TASK OBJECTIVE:
The records that follow are to be repeated exactly, with no pictures carried over.

Data records for software interfaces
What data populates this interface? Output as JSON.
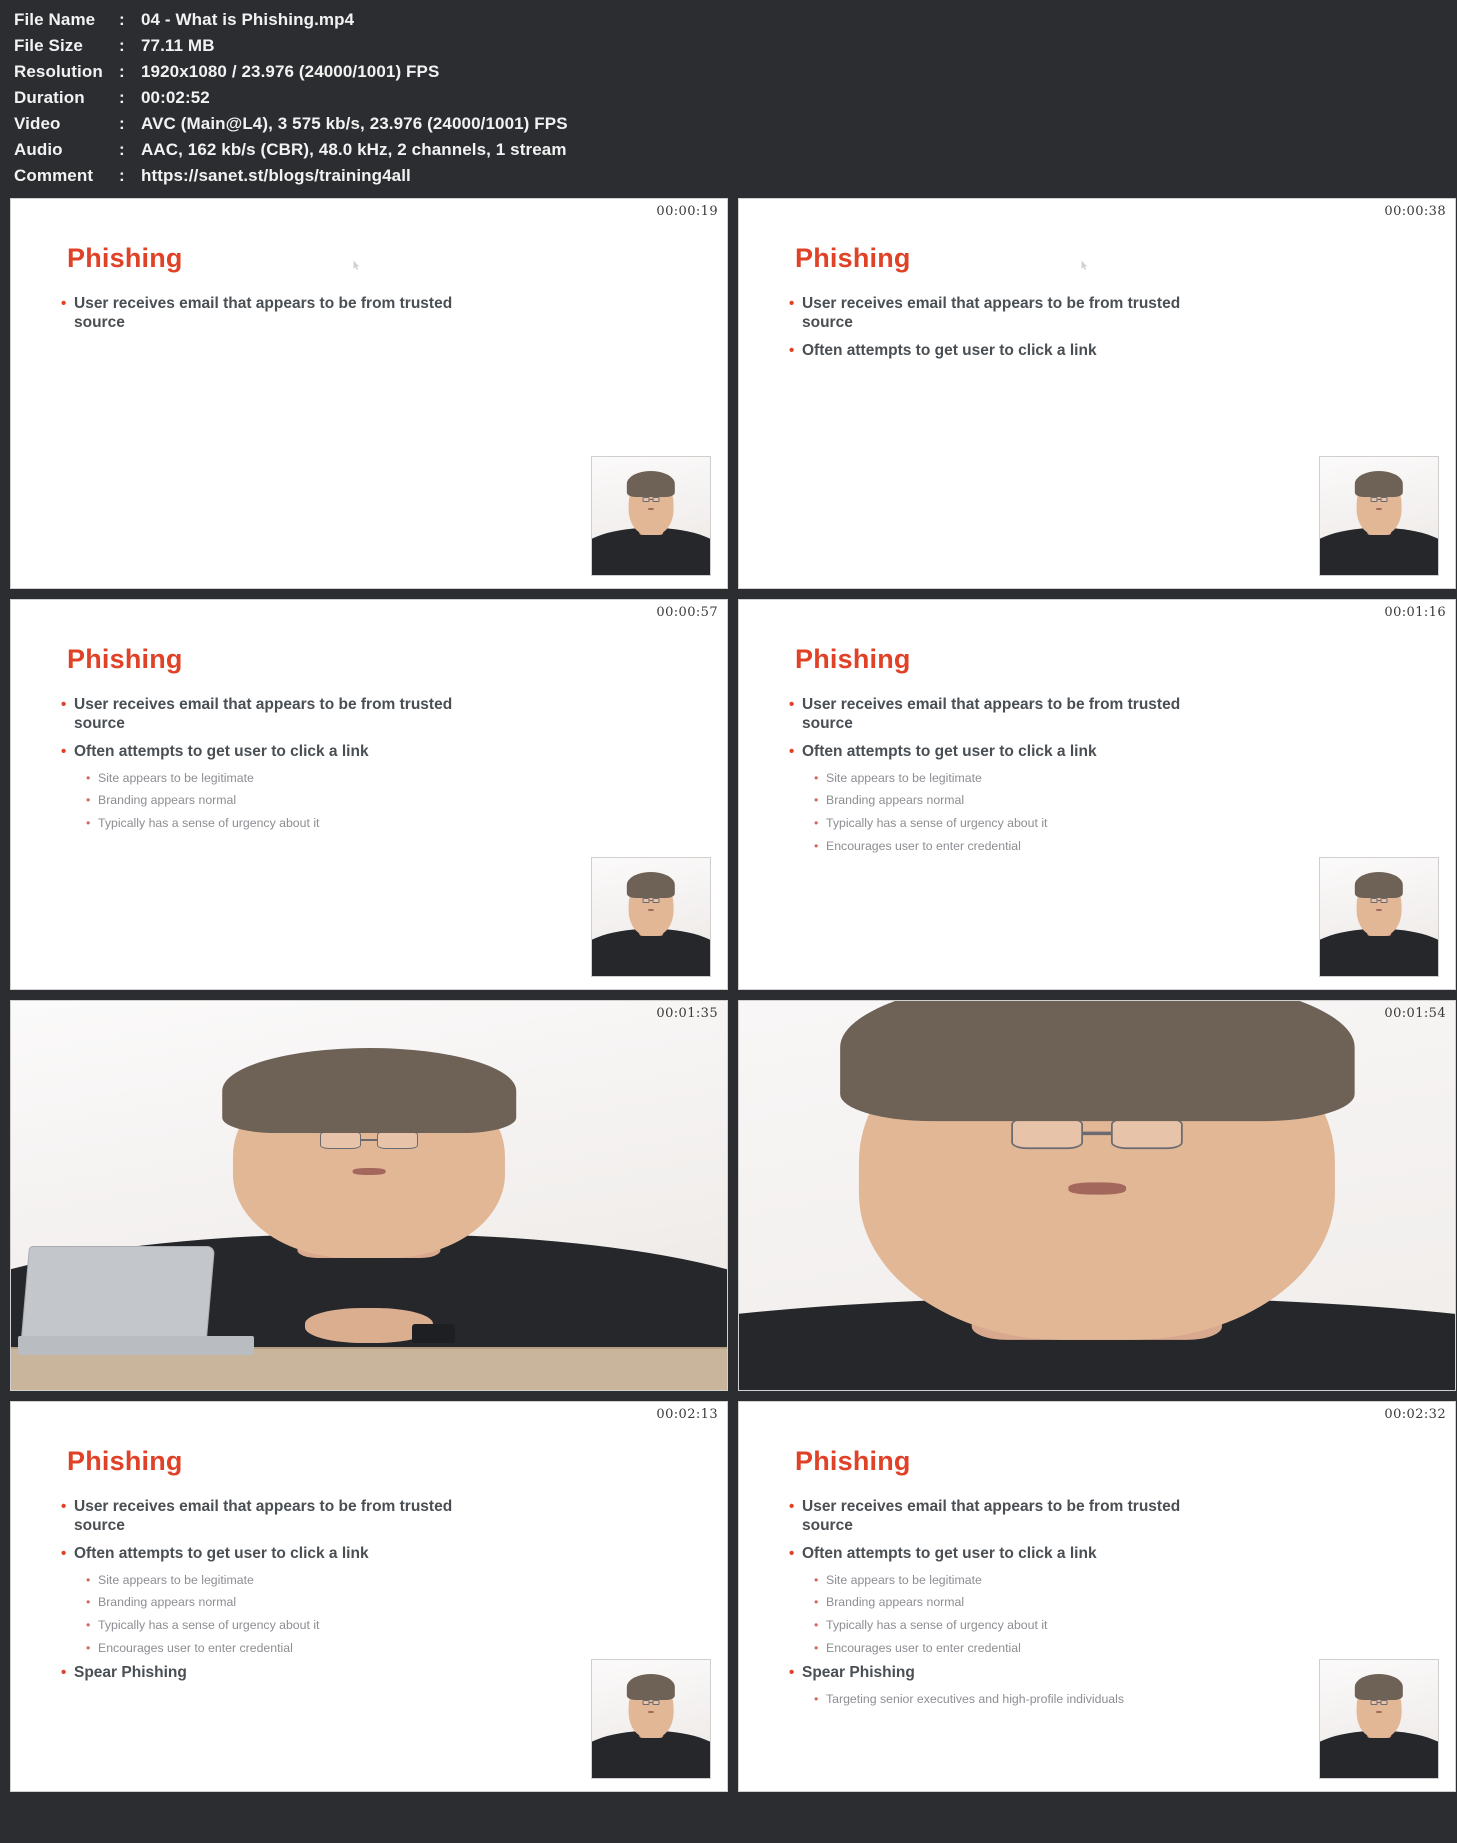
{
  "media_info": {
    "rows": [
      {
        "label": "File Name",
        "value": "04 - What is Phishing.mp4"
      },
      {
        "label": "File Size",
        "value": "77.11 MB"
      },
      {
        "label": "Resolution",
        "value": "1920x1080 / 23.976 (24000/1001) FPS"
      },
      {
        "label": "Duration",
        "value": "00:02:52"
      },
      {
        "label": "Video",
        "value": "AVC (Main@L4), 3 575 kb/s, 23.976 (24000/1001) FPS"
      },
      {
        "label": "Audio",
        "value": "AAC, 162 kb/s (CBR), 48.0 kHz, 2 channels, 1 stream"
      },
      {
        "label": "Comment",
        "value": "https://sanet.st/blogs/training4all"
      }
    ],
    "separator": ":"
  },
  "theme": {
    "header_background": "#2b2d30",
    "slide_title_color": "#e04228",
    "bullet_text_color": "#4a4f54",
    "subbullet_text_color": "#8d8d93",
    "timestamp_color": "#3a3a3a"
  },
  "thumbnails": [
    {
      "index": 1,
      "timestamp": "00:00:19",
      "kind": "slide",
      "title": "Phishing",
      "bullets": [
        {
          "level": 1,
          "text": "User receives email that appears to be from trusted source"
        }
      ],
      "has_pip": true,
      "has_cursor_artifact": true
    },
    {
      "index": 2,
      "timestamp": "00:00:38",
      "kind": "slide",
      "title": "Phishing",
      "bullets": [
        {
          "level": 1,
          "text": "User receives email that appears to be from trusted source"
        },
        {
          "level": 1,
          "text": "Often attempts to get user to click a link"
        }
      ],
      "has_pip": true,
      "has_cursor_artifact": true
    },
    {
      "index": 3,
      "timestamp": "00:00:57",
      "kind": "slide",
      "title": "Phishing",
      "bullets": [
        {
          "level": 1,
          "text": "User receives email that appears to be from trusted source"
        },
        {
          "level": 1,
          "text": "Often attempts to get user to click a link"
        },
        {
          "level": 2,
          "text": "Site appears to be legitimate"
        },
        {
          "level": 2,
          "text": "Branding appears normal"
        },
        {
          "level": 2,
          "text": "Typically has a sense of urgency about it"
        }
      ],
      "has_pip": true,
      "has_cursor_artifact": false
    },
    {
      "index": 4,
      "timestamp": "00:01:16",
      "kind": "slide",
      "title": "Phishing",
      "bullets": [
        {
          "level": 1,
          "text": "User receives email that appears to be from trusted source"
        },
        {
          "level": 1,
          "text": "Often attempts to get user to click a link"
        },
        {
          "level": 2,
          "text": "Site appears to be legitimate"
        },
        {
          "level": 2,
          "text": "Branding appears normal"
        },
        {
          "level": 2,
          "text": "Typically has a sense of urgency about it"
        },
        {
          "level": 2,
          "text": "Encourages user to enter credential"
        }
      ],
      "has_pip": true,
      "has_cursor_artifact": false
    },
    {
      "index": 5,
      "timestamp": "00:01:35",
      "kind": "video-frame",
      "scene": "presenter-at-desk-with-laptop",
      "has_pip": false
    },
    {
      "index": 6,
      "timestamp": "00:01:54",
      "kind": "video-frame",
      "scene": "presenter-closeup",
      "has_pip": false
    },
    {
      "index": 7,
      "timestamp": "00:02:13",
      "kind": "slide",
      "title": "Phishing",
      "bullets": [
        {
          "level": 1,
          "text": "User receives email that appears to be from trusted source"
        },
        {
          "level": 1,
          "text": "Often attempts to get user to click a link"
        },
        {
          "level": 2,
          "text": "Site appears to be legitimate"
        },
        {
          "level": 2,
          "text": "Branding appears normal"
        },
        {
          "level": 2,
          "text": "Typically has a sense of urgency about it"
        },
        {
          "level": 2,
          "text": "Encourages user to enter credential"
        },
        {
          "level": 1,
          "text": "Spear Phishing"
        }
      ],
      "has_pip": true,
      "has_cursor_artifact": false
    },
    {
      "index": 8,
      "timestamp": "00:02:32",
      "kind": "slide",
      "title": "Phishing",
      "bullets": [
        {
          "level": 1,
          "text": "User receives email that appears to be from trusted source"
        },
        {
          "level": 1,
          "text": "Often attempts to get user to click a link"
        },
        {
          "level": 2,
          "text": "Site appears to be legitimate"
        },
        {
          "level": 2,
          "text": "Branding appears normal"
        },
        {
          "level": 2,
          "text": "Typically has a sense of urgency about it"
        },
        {
          "level": 2,
          "text": "Encourages user to enter credential"
        },
        {
          "level": 1,
          "text": "Spear Phishing"
        },
        {
          "level": 2,
          "text": "Targeting senior executives and high-profile individuals"
        }
      ],
      "has_pip": true,
      "has_cursor_artifact": false
    }
  ]
}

EXERCISE RESPONSE:
What data populates this interface? Output as JSON.
{
  "media_info": {
    "rows": [
      {
        "label": "File Name",
        "value": "04 - What is Phishing.mp4"
      },
      {
        "label": "File Size",
        "value": "77.11 MB"
      },
      {
        "label": "Resolution",
        "value": "1920x1080 / 23.976 (24000/1001) FPS"
      },
      {
        "label": "Duration",
        "value": "00:02:52"
      },
      {
        "label": "Video",
        "value": "AVC (Main@L4), 3 575 kb/s, 23.976 (24000/1001) FPS"
      },
      {
        "label": "Audio",
        "value": "AAC, 162 kb/s (CBR), 48.0 kHz, 2 channels, 1 stream"
      },
      {
        "label": "Comment",
        "value": "https://sanet.st/blogs/training4all"
      }
    ],
    "separator": ":"
  },
  "theme": {
    "header_background": "#2b2d30",
    "slide_title_color": "#e04228",
    "bullet_text_color": "#4a4f54",
    "subbullet_text_color": "#8d8d93",
    "timestamp_color": "#3a3a3a"
  },
  "thumbnails": [
    {
      "index": 1,
      "timestamp": "00:00:19",
      "kind": "slide",
      "title": "Phishing",
      "bullets": [
        {
          "level": 1,
          "text": "User receives email that appears to be from trusted source"
        }
      ],
      "has_pip": true,
      "has_cursor_artifact": true
    },
    {
      "index": 2,
      "timestamp": "00:00:38",
      "kind": "slide",
      "title": "Phishing",
      "bullets": [
        {
          "level": 1,
          "text": "User receives email that appears to be from trusted source"
        },
        {
          "level": 1,
          "text": "Often attempts to get user to click a link"
        }
      ],
      "has_pip": true,
      "has_cursor_artifact": true
    },
    {
      "index": 3,
      "timestamp": "00:00:57",
      "kind": "slide",
      "title": "Phishing",
      "bullets": [
        {
          "level": 1,
          "text": "User receives email that appears to be from trusted source"
        },
        {
          "level": 1,
          "text": "Often attempts to get user to click a link"
        },
        {
          "level": 2,
          "text": "Site appears to be legitimate"
        },
        {
          "level": 2,
          "text": "Branding appears normal"
        },
        {
          "level": 2,
          "text": "Typically has a sense of urgency about it"
        }
      ],
      "has_pip": true,
      "has_cursor_artifact": false
    },
    {
      "index": 4,
      "timestamp": "00:01:16",
      "kind": "slide",
      "title": "Phishing",
      "bullets": [
        {
          "level": 1,
          "text": "User receives email that appears to be from trusted source"
        },
        {
          "level": 1,
          "text": "Often attempts to get user to click a link"
        },
        {
          "level": 2,
          "text": "Site appears to be legitimate"
        },
        {
          "level": 2,
          "text": "Branding appears normal"
        },
        {
          "level": 2,
          "text": "Typically has a sense of urgency about it"
        },
        {
          "level": 2,
          "text": "Encourages user to enter credential"
        }
      ],
      "has_pip": true,
      "has_cursor_artifact": false
    },
    {
      "index": 5,
      "timestamp": "00:01:35",
      "kind": "video-frame",
      "scene": "presenter-at-desk-with-laptop",
      "has_pip": false
    },
    {
      "index": 6,
      "timestamp": "00:01:54",
      "kind": "video-frame",
      "scene": "presenter-closeup",
      "has_pip": false
    },
    {
      "index": 7,
      "timestamp": "00:02:13",
      "kind": "slide",
      "title": "Phishing",
      "bullets": [
        {
          "level": 1,
          "text": "User receives email that appears to be from trusted source"
        },
        {
          "level": 1,
          "text": "Often attempts to get user to click a link"
        },
        {
          "level": 2,
          "text": "Site appears to be legitimate"
        },
        {
          "level": 2,
          "text": "Branding appears normal"
        },
        {
          "level": 2,
          "text": "Typically has a sense of urgency about it"
        },
        {
          "level": 2,
          "text": "Encourages user to enter credential"
        },
        {
          "level": 1,
          "text": "Spear Phishing"
        }
      ],
      "has_pip": true,
      "has_cursor_artifact": false
    },
    {
      "index": 8,
      "timestamp": "00:02:32",
      "kind": "slide",
      "title": "Phishing",
      "bullets": [
        {
          "level": 1,
          "text": "User receives email that appears to be from trusted source"
        },
        {
          "level": 1,
          "text": "Often attempts to get user to click a link"
        },
        {
          "level": 2,
          "text": "Site appears to be legitimate"
        },
        {
          "level": 2,
          "text": "Branding appears normal"
        },
        {
          "level": 2,
          "text": "Typically has a sense of urgency about it"
        },
        {
          "level": 2,
          "text": "Encourages user to enter credential"
        },
        {
          "level": 1,
          "text": "Spear Phishing"
        },
        {
          "level": 2,
          "text": "Targeting senior executives and high-profile individuals"
        }
      ],
      "has_pip": true,
      "has_cursor_artifact": false
    }
  ]
}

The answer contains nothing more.